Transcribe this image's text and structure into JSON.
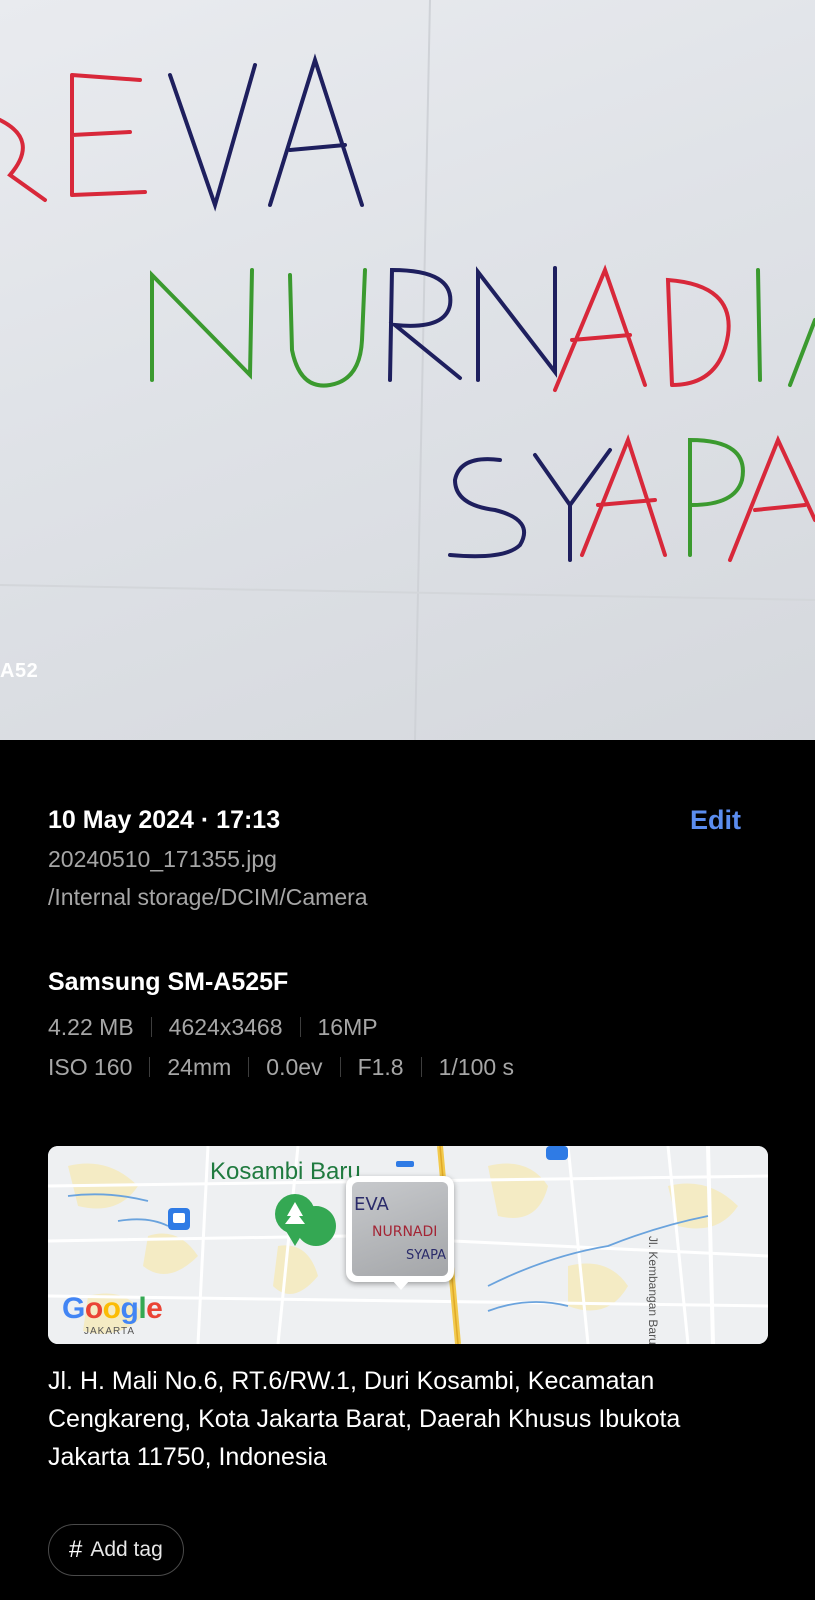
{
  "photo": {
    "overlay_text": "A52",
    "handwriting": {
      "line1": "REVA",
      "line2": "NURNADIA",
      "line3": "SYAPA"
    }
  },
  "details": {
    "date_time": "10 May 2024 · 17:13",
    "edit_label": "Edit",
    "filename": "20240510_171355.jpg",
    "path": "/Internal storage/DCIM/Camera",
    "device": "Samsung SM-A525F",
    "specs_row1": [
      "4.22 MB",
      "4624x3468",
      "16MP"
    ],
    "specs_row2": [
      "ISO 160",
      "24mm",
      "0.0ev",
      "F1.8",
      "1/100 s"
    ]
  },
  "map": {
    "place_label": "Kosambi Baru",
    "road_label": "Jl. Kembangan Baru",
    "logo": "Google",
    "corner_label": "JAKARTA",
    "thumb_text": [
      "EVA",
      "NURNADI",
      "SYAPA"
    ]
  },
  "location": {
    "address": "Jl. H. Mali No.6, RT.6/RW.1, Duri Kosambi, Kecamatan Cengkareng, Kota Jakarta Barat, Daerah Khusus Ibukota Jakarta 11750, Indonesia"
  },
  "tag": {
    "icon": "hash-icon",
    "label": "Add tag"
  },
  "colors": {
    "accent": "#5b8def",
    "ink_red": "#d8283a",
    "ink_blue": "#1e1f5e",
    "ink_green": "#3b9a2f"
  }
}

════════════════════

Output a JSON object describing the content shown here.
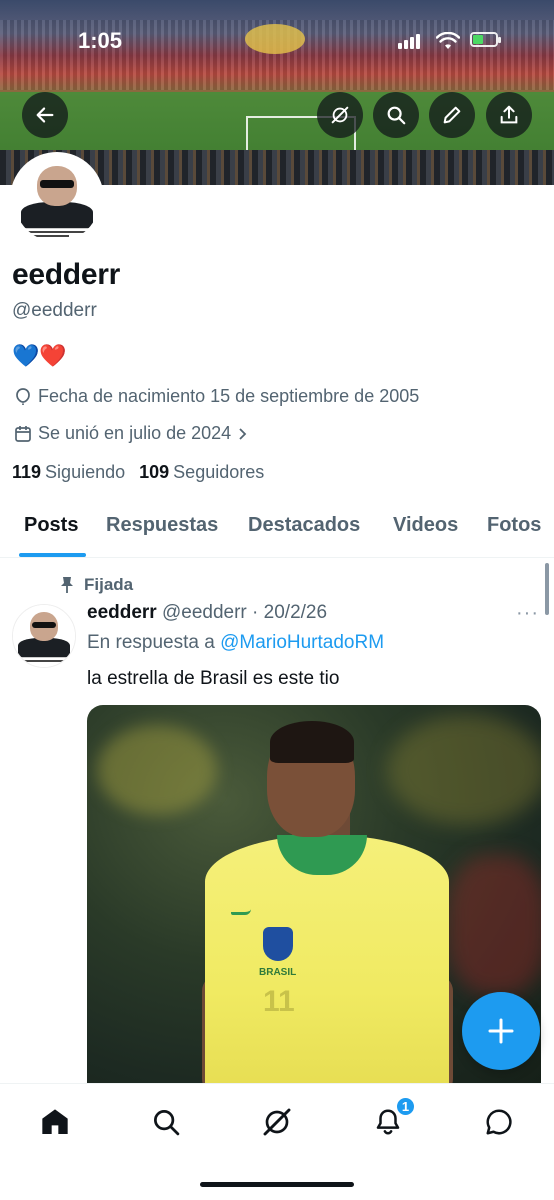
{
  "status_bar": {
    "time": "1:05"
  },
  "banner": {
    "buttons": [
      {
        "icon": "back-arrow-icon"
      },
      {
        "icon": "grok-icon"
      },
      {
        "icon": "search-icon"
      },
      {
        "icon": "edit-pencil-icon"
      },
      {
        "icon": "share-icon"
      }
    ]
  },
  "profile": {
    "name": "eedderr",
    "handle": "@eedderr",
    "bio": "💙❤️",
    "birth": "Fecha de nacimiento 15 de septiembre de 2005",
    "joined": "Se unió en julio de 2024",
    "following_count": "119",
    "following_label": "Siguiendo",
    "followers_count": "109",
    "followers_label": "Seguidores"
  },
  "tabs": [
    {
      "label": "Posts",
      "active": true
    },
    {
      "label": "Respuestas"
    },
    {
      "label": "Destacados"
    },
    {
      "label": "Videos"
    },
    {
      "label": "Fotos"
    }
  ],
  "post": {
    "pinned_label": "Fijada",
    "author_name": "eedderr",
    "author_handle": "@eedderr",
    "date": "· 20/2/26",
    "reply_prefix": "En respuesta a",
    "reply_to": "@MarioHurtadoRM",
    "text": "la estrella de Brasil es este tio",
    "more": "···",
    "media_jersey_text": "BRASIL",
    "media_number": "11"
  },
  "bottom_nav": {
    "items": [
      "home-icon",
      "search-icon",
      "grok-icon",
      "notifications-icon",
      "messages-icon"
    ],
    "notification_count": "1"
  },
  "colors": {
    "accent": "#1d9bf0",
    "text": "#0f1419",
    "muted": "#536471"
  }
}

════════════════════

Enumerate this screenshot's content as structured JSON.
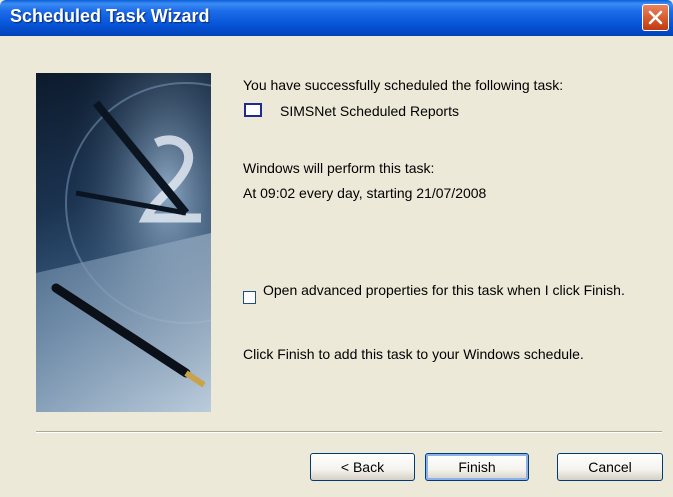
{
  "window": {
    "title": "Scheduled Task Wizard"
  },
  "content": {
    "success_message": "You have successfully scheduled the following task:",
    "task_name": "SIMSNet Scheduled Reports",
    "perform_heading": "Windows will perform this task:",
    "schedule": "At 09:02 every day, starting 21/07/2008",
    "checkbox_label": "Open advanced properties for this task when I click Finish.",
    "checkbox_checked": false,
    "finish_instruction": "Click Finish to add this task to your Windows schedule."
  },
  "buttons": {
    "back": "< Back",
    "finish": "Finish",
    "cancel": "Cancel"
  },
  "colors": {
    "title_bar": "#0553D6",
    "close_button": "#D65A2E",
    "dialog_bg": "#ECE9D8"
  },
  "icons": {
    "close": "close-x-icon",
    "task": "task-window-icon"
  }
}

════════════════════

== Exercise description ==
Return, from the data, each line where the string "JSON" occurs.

== Exercise answer ==
Transcribe this image's text and structure into JSON.
Output a JSON object describing the content shown here.
Enumerate this screenshot's content as structured JSON.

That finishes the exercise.